§ Exercise goal: Print the entries below again exactly as they stand, but skip any picture.

*** Begin section ***

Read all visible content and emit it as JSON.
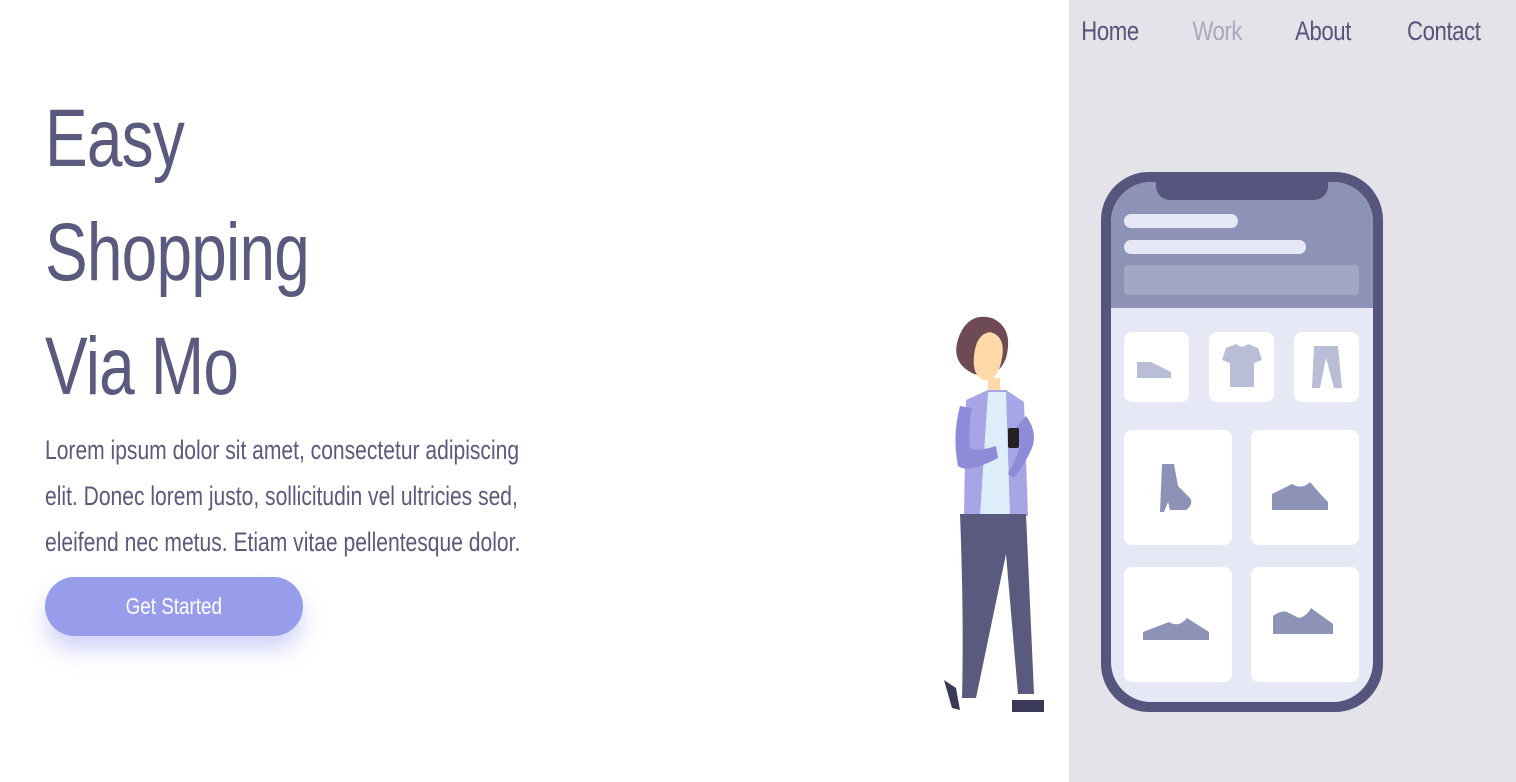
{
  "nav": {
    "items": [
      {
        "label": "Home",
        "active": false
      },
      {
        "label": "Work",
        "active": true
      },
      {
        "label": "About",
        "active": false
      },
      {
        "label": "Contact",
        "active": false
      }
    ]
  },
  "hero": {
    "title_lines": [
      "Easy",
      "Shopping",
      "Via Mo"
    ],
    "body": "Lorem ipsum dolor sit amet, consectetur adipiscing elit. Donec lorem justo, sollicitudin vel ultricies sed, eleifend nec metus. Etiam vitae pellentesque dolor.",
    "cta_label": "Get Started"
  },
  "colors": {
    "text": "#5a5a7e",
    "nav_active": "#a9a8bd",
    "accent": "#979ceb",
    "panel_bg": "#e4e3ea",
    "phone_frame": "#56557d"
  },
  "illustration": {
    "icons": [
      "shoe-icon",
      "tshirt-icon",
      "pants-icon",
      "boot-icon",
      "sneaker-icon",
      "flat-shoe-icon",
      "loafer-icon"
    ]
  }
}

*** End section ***

§ Reply to the exercise:
Read all visible content and emit it as JSON.
{
  "nav": {
    "items": [
      {
        "label": "Home",
        "active": false
      },
      {
        "label": "Work",
        "active": true
      },
      {
        "label": "About",
        "active": false
      },
      {
        "label": "Contact",
        "active": false
      }
    ]
  },
  "hero": {
    "title_lines": [
      "Easy",
      "Shopping",
      "Via Mo"
    ],
    "body": "Lorem ipsum dolor sit amet, consectetur adipiscing elit. Donec lorem justo, sollicitudin vel ultricies sed, eleifend nec metus. Etiam vitae pellentesque dolor.",
    "cta_label": "Get Started"
  },
  "colors": {
    "text": "#5a5a7e",
    "nav_active": "#a9a8bd",
    "accent": "#979ceb",
    "panel_bg": "#e4e3ea",
    "phone_frame": "#56557d"
  },
  "illustration": {
    "icons": [
      "shoe-icon",
      "tshirt-icon",
      "pants-icon",
      "boot-icon",
      "sneaker-icon",
      "flat-shoe-icon",
      "loafer-icon"
    ]
  }
}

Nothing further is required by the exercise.